Fantasia arabe, 1833
In 1832, Delacroix finally embarked on the journey to Morocco he had wanted to take for so long. It was before the gates of Meknes that he experienced what we see in this painting: a “fantasia”, a traditional military game played on horseback. Thus what you see here is not invention but memory. The painting’s composition and mode of execution mirror something of the artist’s fascination with the wild, with the tumultuous event. Whereas Delacroix devoted less attention to the landscape, he concentrated all the more strongly on the horsemen and their steeds. Enveloping them in dust and gunsmoke, he has drawn the group together in a single body. Yet every horse and every rider is seen in a different phase of the well-studied sequence of movements. The result is immensely dynamic turmoil. But then comes Delacroix’s show-stopper: in alarming proximity to the wild hoofs, a Bedouin sits on the ground, calmly observing the events – somewhat in the manner of the present-day movie-goer watching an action scene. It is only now that we, the viewers, realise that this is just a game.

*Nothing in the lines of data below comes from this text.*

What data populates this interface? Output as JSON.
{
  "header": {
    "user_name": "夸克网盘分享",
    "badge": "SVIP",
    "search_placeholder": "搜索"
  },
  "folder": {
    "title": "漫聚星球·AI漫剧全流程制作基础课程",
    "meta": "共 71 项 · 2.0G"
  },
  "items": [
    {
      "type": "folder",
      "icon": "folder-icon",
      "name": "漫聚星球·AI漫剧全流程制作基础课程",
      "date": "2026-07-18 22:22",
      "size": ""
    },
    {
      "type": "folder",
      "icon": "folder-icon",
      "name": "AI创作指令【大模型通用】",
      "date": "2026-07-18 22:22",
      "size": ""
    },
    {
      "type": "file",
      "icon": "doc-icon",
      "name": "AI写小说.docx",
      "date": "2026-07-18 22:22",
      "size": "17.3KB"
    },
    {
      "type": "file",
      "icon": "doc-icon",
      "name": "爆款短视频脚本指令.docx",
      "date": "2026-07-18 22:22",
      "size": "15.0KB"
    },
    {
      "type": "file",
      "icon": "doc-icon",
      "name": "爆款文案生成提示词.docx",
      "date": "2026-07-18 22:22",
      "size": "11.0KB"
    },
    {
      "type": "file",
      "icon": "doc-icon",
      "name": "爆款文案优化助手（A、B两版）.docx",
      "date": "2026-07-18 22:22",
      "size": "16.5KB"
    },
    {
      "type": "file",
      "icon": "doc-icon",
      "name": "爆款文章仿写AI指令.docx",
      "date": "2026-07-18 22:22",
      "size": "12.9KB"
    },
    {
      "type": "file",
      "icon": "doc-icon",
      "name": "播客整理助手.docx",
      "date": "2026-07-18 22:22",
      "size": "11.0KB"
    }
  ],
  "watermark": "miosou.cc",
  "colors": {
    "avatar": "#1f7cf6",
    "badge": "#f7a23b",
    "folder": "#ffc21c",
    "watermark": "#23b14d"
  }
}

And nevertheless life in all its glory! Delacroix strove for an art that was to be filled with as much “true” life as possible. That made him the most important painter of French Romanticism and a source of inspiration for the Impressionists.